SW – The work comes from a larger project that I’m just starting to understand now which response to the pandemic and also the loss of my aunt from COVID-19. I’ve referenced poses from my subjects of characters from German medieval paintings which were manufactured during the Black Plague era and in this, I filmed in my house with what you see in the video during the 2020 Victoria lockdown where we had severe lockdown restrictions lasting over eight months which I believe was one of the longest enforced periods of martial law in the world during that year (which is why we have experienced in our community very little deaths from the pandemic in comparison to other countries who did not initiate extreme and immediate measures of lockdown and the suspension of democracy).
LC – What do you think about the concept of this festival? How did it inspire you?
SW – I’ve been showing with the festival for a while now and have always enjoyed participating in the shows.
LC – What do you think about the organisation of our event?
SW – Any organisation that doesn’t kick me out after the first show (and it happens) is fine with me!
LC – Would you suggest a collaboration with us? What do you think about our services?
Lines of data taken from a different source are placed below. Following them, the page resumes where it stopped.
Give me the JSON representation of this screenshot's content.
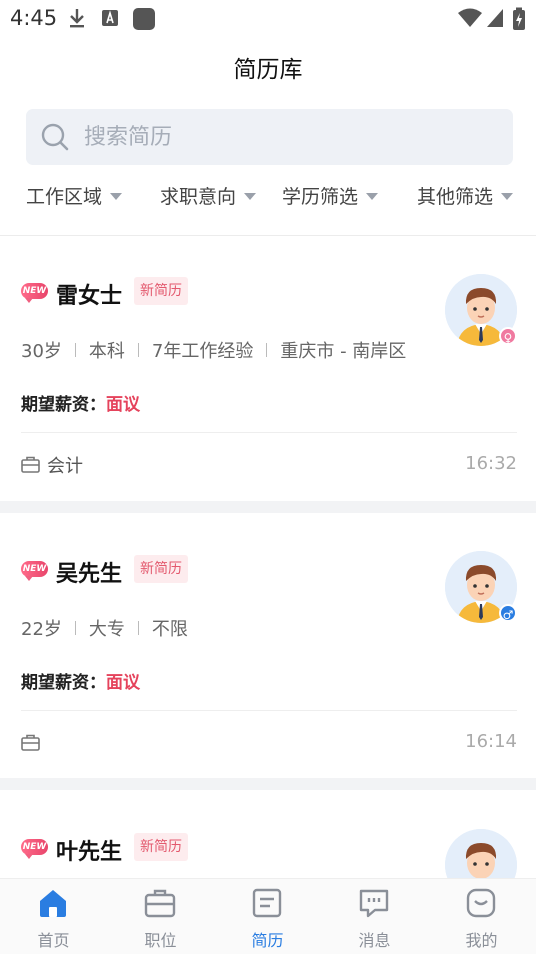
{
  "status_bar": {
    "time": "4:45"
  },
  "header": {
    "title": "简历库"
  },
  "search": {
    "placeholder": "搜索简历"
  },
  "filters": [
    {
      "label": "工作区域"
    },
    {
      "label": "求职意向"
    },
    {
      "label": "学历筛选"
    },
    {
      "label": "其他筛选"
    }
  ],
  "resumes": [
    {
      "badge": "NEW",
      "name": "雷女士",
      "tag": "新简历",
      "meta": [
        "30岁",
        "本科",
        "7年工作经验",
        "重庆市 - 南岸区"
      ],
      "salary_label": "期望薪资：",
      "salary_value": "面议",
      "job_title": "会计",
      "time": "16:32",
      "gender": "female",
      "gender_symbol": "♀"
    },
    {
      "badge": "NEW",
      "name": "吴先生",
      "tag": "新简历",
      "meta": [
        "22岁",
        "大专",
        "不限"
      ],
      "salary_label": "期望薪资：",
      "salary_value": "面议",
      "job_title": "",
      "time": "16:14",
      "gender": "male",
      "gender_symbol": "♂"
    },
    {
      "badge": "NEW",
      "name": "叶先生",
      "tag": "新简历"
    }
  ],
  "tabs": [
    {
      "label": "首页",
      "icon": "home-icon"
    },
    {
      "label": "职位",
      "icon": "briefcase-icon"
    },
    {
      "label": "简历",
      "icon": "resume-icon",
      "active": true
    },
    {
      "label": "消息",
      "icon": "message-icon"
    },
    {
      "label": "我的",
      "icon": "profile-icon"
    }
  ],
  "colors": {
    "accent": "#2a7de1",
    "salary": "#e5435c",
    "tag_bg": "#fdecee"
  }
}
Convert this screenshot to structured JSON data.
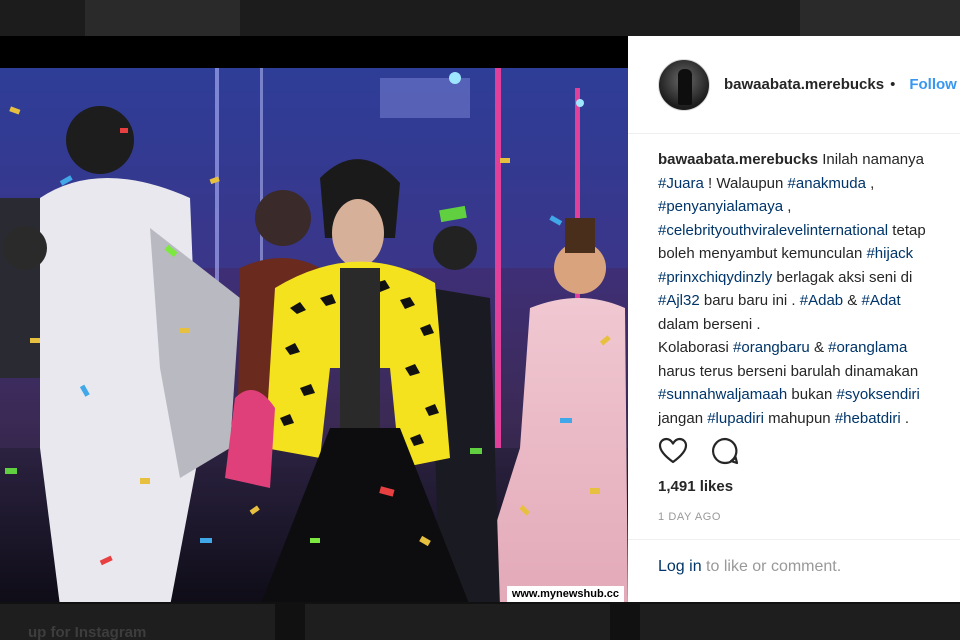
{
  "post": {
    "username": "bawaabata.merebucks",
    "separator": "•",
    "follow_label": "Follow",
    "watermark": "www.mynewshub.cc",
    "caption": [
      [
        {
          "t": "bawaabata.merebucks",
          "k": "user"
        },
        {
          "t": " Inilah namanya",
          "k": "text"
        }
      ],
      [
        {
          "t": "#Juara",
          "k": "tag"
        },
        {
          "t": " ! Walaupun ",
          "k": "text"
        },
        {
          "t": "#anakmuda",
          "k": "tag"
        },
        {
          "t": " ,",
          "k": "text"
        }
      ],
      [
        {
          "t": "#penyanyialamaya",
          "k": "tag"
        },
        {
          "t": " ,",
          "k": "text"
        }
      ],
      [
        {
          "t": "#celebrityouthviralevelinternational",
          "k": "tag"
        },
        {
          "t": " tetap",
          "k": "text"
        }
      ],
      [
        {
          "t": "boleh menyambut kemunculan ",
          "k": "text"
        },
        {
          "t": "#hijack",
          "k": "tag"
        }
      ],
      [
        {
          "t": "#prinxchiqydinzly",
          "k": "tag"
        },
        {
          "t": " berlagak aksi seni di",
          "k": "text"
        }
      ],
      [
        {
          "t": "#Ajl32",
          "k": "tag"
        },
        {
          "t": " baru baru ini . ",
          "k": "text"
        },
        {
          "t": "#Adab",
          "k": "tag"
        },
        {
          "t": " & ",
          "k": "text"
        },
        {
          "t": "#Adat",
          "k": "tag"
        }
      ],
      [
        {
          "t": "dalam berseni .",
          "k": "text"
        }
      ],
      [
        {
          "t": "Kolaborasi ",
          "k": "text"
        },
        {
          "t": "#orangbaru",
          "k": "tag"
        },
        {
          "t": " & ",
          "k": "text"
        },
        {
          "t": "#oranglama",
          "k": "tag"
        }
      ],
      [
        {
          "t": "harus terus berseni barulah dinamakan",
          "k": "text"
        }
      ],
      [
        {
          "t": "#sunnahwaljamaah",
          "k": "tag"
        },
        {
          "t": " bukan ",
          "k": "text"
        },
        {
          "t": "#syoksendiri",
          "k": "tag"
        }
      ],
      [
        {
          "t": "jangan ",
          "k": "text"
        },
        {
          "t": "#lupadiri",
          "k": "tag"
        },
        {
          "t": " mahupun ",
          "k": "text"
        },
        {
          "t": "#hebatdiri",
          "k": "tag"
        },
        {
          "t": " .",
          "k": "text"
        }
      ]
    ],
    "likes": "1,491 likes",
    "timestamp": "1 DAY AGO",
    "login_link": "Log in",
    "login_rest": " to like or comment.",
    "icons": {
      "like": "heart-icon",
      "comment": "comment-icon"
    }
  },
  "background": {
    "caption": "up for Instagram"
  },
  "colors": {
    "link": "#003569",
    "follow": "#3897f0",
    "muted": "#999999",
    "text": "#262626"
  }
}
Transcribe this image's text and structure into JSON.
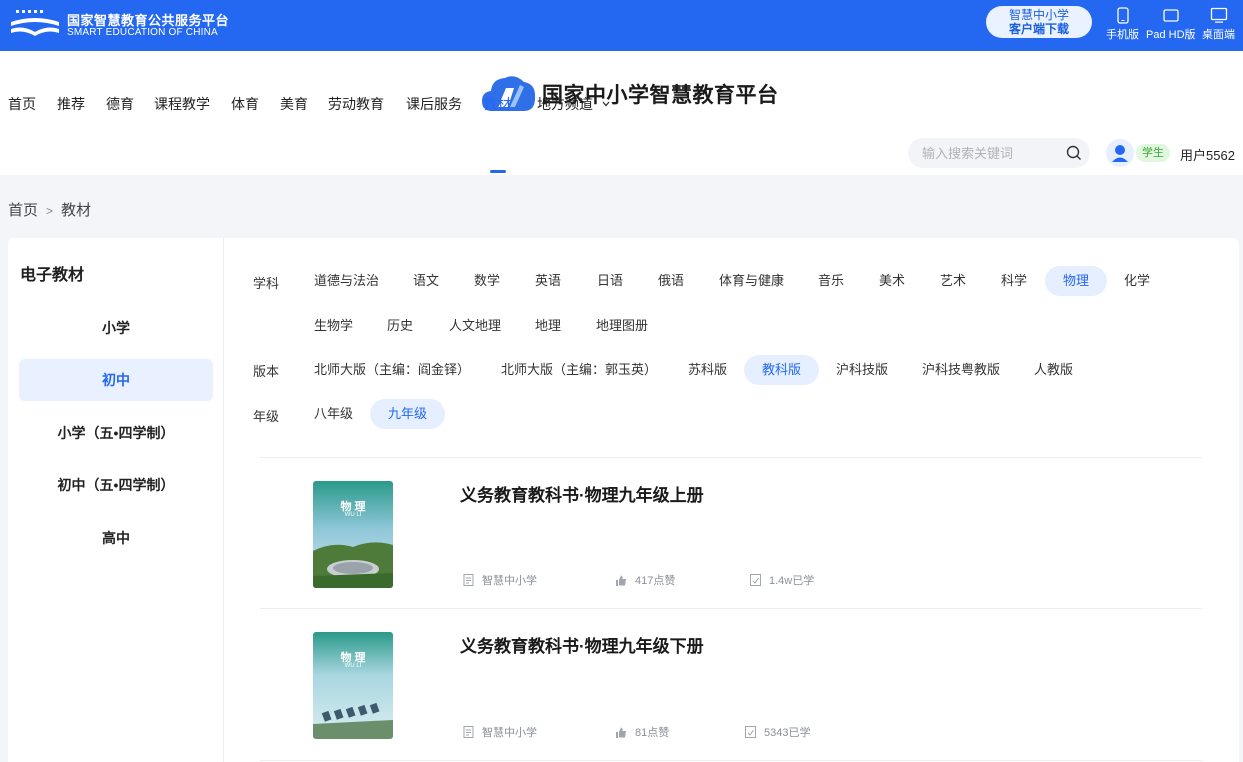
{
  "topbar": {
    "brand_cn": "国家智慧教育公共服务平台",
    "brand_en": "SMART EDUCATION OF CHINA",
    "download_line1": "智慧中小学",
    "download_line2": "客户端下载",
    "devices": [
      {
        "label": "手机版",
        "icon": "phone-icon"
      },
      {
        "label": "Pad HD版",
        "icon": "tablet-icon"
      },
      {
        "label": "桌面端",
        "icon": "desktop-icon"
      }
    ]
  },
  "header": {
    "platform_title": "国家中小学智慧教育平台",
    "nav": [
      "首页",
      "推荐",
      "德育",
      "课程教学",
      "体育",
      "美育",
      "劳动教育",
      "课后服务",
      "教材",
      "地方频道"
    ],
    "nav_active": "教材",
    "search_placeholder": "输入搜索关键词",
    "user_role": "学生",
    "user_name": "用户5562"
  },
  "breadcrumb": {
    "home": "首页",
    "separator": ">",
    "current": "教材"
  },
  "sidebar": {
    "title": "电子教材",
    "items": [
      "小学",
      "初中",
      "小学（五•四学制）",
      "初中（五•四学制）",
      "高中"
    ],
    "active": "初中"
  },
  "filters": {
    "subject_label": "学科",
    "subjects": [
      "道德与法治",
      "语文",
      "数学",
      "英语",
      "日语",
      "俄语",
      "体育与健康",
      "音乐",
      "美术",
      "艺术",
      "科学",
      "物理",
      "化学",
      "生物学",
      "历史",
      "人文地理",
      "地理",
      "地理图册"
    ],
    "subject_active": "物理",
    "edition_label": "版本",
    "editions": [
      "北师大版（主编：阎金铎）",
      "北师大版（主编：郭玉英）",
      "苏科版",
      "教科版",
      "沪科技版",
      "沪科技粤教版",
      "人教版"
    ],
    "edition_active": "教科版",
    "grade_label": "年级",
    "grades": [
      "八年级",
      "九年级"
    ],
    "grade_active": "九年级"
  },
  "books": [
    {
      "title": "义务教育教科书·物理九年级上册",
      "publisher": "智慧中小学",
      "likes": "417点赞",
      "learners": "1.4w已学",
      "cover_title": "物 理",
      "cover_sub": "WU LI"
    },
    {
      "title": "义务教育教科书·物理九年级下册",
      "publisher": "智慧中小学",
      "likes": "81点赞",
      "learners": "5343已学",
      "cover_title": "物 理",
      "cover_sub": "WU LI"
    }
  ],
  "colors": {
    "brand_blue": "#2468f2",
    "active_bg": "#e6efff",
    "tag_green": "#3aa336"
  }
}
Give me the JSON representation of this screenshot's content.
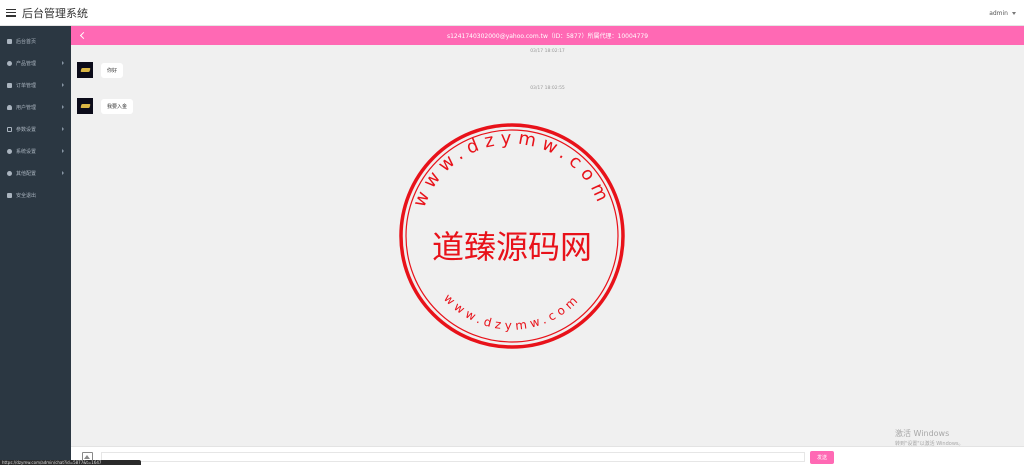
{
  "app": {
    "title": "后台管理系统",
    "user": "admin"
  },
  "sidebar": {
    "items": [
      {
        "label": "后台首页",
        "icon": "dashboard-icon",
        "has_submenu": false
      },
      {
        "label": "产品管理",
        "icon": "gear-icon",
        "has_submenu": true
      },
      {
        "label": "订单管理",
        "icon": "copy-icon",
        "has_submenu": true
      },
      {
        "label": "用户管理",
        "icon": "user-icon",
        "has_submenu": true
      },
      {
        "label": "参数设置",
        "icon": "file-icon",
        "has_submenu": true
      },
      {
        "label": "系统设置",
        "icon": "gears-icon",
        "has_submenu": true
      },
      {
        "label": "其他配置",
        "icon": "cog-icon",
        "has_submenu": true
      },
      {
        "label": "安全退出",
        "icon": "signout-icon",
        "has_submenu": false
      }
    ]
  },
  "chat": {
    "header": "s1241740302000@yahoo.com.tw（ID：5877）所属代理：10004779",
    "messages": [
      {
        "time": "03/17 18:02:17",
        "text": "你好"
      },
      {
        "time": "03/17 18:02:55",
        "text": "我要入金"
      }
    ],
    "input_placeholder": "",
    "send_label": "发送"
  },
  "stamp": {
    "center": "道臻源码网",
    "ring_top": "www.dzymw.com",
    "ring_bottom": "www.dzymw.com",
    "color": "#e8121a"
  },
  "watermark": {
    "line1": "激活 Windows",
    "line2": "转到\"设置\"以激活 Windows。"
  },
  "statusbar": {
    "url": "https://dzymw.com/admin/chat?id=5877&t=1647"
  },
  "colors": {
    "accent": "#ff69b4",
    "sidebar": "#2b3742"
  }
}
SW – Working in the arts is hard at any age and working with artists can be even harder, especially when dealing with the immeasurable and infinite ego of artists who somehow think that they’re important on every nano level when in the case of reality, if you can call it that, they’re not. Damian Hirst once described it as ‘artists are pigs to deal with and in my experience, he was right so the fact that your organisation has lasted this long and provide the service it does I think is a credit to those who have made it happen. The Arts in a professional space is a business like any other industry and there are certain standards to uphold when doing so. I’ve never been disappointed or critical of any of the experiences I’ve incurred over the past five years.
LC – Do you think ITSLIQUID GROUP can represent an opportunity for artists?
SW – In the COVID-era of making art, any opportunity is a good opportunity in my world view – I’m always surprised that organisations have managed to continue through the pandemic. For the few who have remained operational, such as ITSLIQUID, I think that in itself is a remarkable achievement and artists would be silly not to consider the platform for exhibition when opportunities for shows have greatly diminished.